**Problem to solve**
Find the word "JSON" in the data, then copy each line where it is found.

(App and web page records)
====================
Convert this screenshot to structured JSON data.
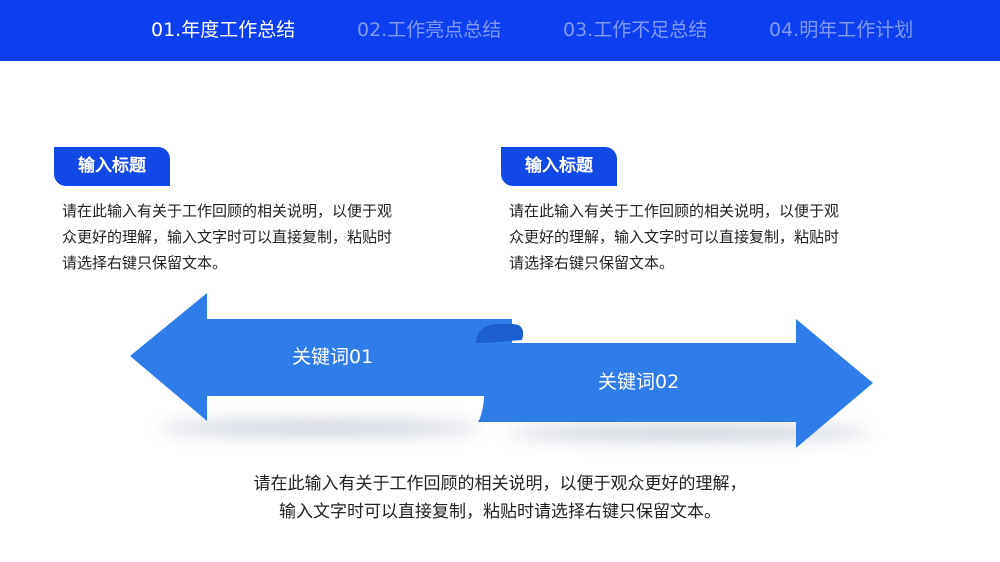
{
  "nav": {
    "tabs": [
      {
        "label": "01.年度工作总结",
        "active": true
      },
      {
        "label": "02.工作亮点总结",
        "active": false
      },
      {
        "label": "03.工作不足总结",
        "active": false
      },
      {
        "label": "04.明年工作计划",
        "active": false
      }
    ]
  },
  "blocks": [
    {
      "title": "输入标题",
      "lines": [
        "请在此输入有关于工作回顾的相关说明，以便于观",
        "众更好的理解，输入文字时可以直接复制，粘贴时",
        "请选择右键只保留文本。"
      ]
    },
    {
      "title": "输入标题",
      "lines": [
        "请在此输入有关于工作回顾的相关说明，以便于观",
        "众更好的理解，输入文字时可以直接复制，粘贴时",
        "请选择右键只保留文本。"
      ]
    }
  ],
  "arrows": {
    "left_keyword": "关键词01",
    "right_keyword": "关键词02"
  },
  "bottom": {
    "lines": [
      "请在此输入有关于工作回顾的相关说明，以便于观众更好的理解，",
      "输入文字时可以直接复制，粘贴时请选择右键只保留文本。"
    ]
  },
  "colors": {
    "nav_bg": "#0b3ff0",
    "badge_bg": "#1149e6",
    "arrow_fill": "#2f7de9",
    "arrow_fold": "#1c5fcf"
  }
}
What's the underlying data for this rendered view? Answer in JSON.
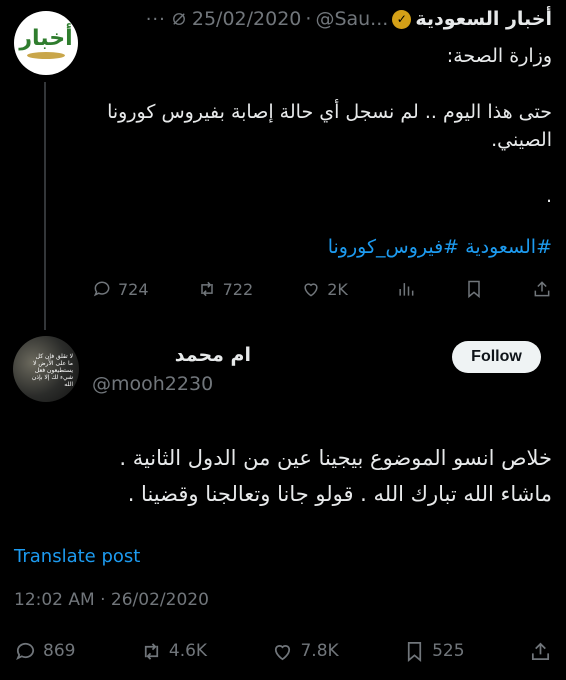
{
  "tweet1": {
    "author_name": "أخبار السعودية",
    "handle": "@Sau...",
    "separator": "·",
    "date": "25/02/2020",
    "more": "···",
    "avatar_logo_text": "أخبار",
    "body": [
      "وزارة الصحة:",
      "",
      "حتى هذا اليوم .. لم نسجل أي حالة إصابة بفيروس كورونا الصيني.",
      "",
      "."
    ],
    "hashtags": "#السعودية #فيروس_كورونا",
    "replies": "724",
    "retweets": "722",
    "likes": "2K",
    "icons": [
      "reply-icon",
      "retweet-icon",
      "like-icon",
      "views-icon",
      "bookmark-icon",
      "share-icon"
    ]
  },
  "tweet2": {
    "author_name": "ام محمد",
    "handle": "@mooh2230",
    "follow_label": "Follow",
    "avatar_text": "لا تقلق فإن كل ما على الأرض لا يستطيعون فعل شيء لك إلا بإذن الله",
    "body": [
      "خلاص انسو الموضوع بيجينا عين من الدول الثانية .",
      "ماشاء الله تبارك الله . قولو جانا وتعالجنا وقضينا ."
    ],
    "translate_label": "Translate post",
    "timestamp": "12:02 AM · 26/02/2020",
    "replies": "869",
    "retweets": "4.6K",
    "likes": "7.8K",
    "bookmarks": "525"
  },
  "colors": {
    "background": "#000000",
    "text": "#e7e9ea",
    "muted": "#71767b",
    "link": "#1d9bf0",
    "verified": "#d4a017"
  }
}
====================
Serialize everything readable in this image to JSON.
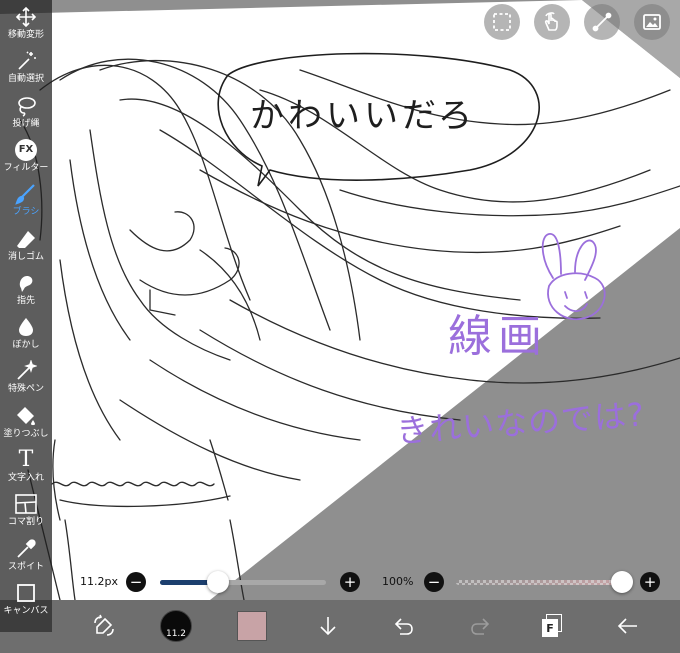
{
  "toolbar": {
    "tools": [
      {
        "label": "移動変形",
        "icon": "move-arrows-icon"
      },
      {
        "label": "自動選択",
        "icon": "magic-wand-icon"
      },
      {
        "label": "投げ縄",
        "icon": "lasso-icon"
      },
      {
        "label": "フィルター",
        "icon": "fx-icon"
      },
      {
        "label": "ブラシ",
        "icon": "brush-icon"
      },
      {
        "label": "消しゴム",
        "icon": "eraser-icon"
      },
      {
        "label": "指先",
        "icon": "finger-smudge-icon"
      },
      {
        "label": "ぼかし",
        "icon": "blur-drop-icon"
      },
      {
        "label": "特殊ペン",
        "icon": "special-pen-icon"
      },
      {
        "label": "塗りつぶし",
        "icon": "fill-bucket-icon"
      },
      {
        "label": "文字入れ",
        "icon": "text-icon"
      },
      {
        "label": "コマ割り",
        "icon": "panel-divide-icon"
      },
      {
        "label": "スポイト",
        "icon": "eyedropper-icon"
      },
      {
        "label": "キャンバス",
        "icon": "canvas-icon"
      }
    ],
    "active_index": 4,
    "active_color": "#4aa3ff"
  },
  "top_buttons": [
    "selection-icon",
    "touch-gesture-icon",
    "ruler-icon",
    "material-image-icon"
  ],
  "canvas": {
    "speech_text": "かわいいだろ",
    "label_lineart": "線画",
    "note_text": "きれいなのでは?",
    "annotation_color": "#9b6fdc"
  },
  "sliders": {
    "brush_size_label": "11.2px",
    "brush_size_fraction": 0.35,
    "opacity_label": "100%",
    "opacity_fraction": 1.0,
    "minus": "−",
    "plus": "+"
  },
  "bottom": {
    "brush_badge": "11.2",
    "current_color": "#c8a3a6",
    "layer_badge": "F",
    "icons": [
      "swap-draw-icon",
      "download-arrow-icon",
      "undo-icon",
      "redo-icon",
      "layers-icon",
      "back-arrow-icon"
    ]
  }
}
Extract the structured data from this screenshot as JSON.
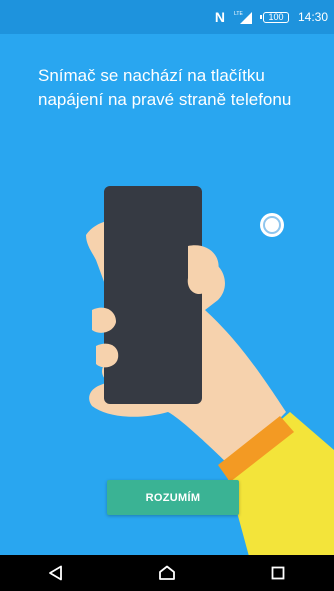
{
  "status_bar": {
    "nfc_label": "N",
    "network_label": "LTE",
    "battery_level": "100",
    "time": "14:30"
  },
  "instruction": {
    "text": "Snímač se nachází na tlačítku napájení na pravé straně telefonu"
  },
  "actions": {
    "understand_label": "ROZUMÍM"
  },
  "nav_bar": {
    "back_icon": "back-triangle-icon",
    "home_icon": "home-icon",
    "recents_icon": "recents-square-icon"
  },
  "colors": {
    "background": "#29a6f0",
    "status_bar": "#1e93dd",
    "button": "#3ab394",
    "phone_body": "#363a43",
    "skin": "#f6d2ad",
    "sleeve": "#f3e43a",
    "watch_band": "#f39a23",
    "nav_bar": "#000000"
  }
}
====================
**The completed task**
Convert this screenshot to structured JSON data.
What's the underlying data for this rendered view? Answer in JSON.
Serialize everything readable in this image to JSON.
Extract the structured data from this screenshot as JSON.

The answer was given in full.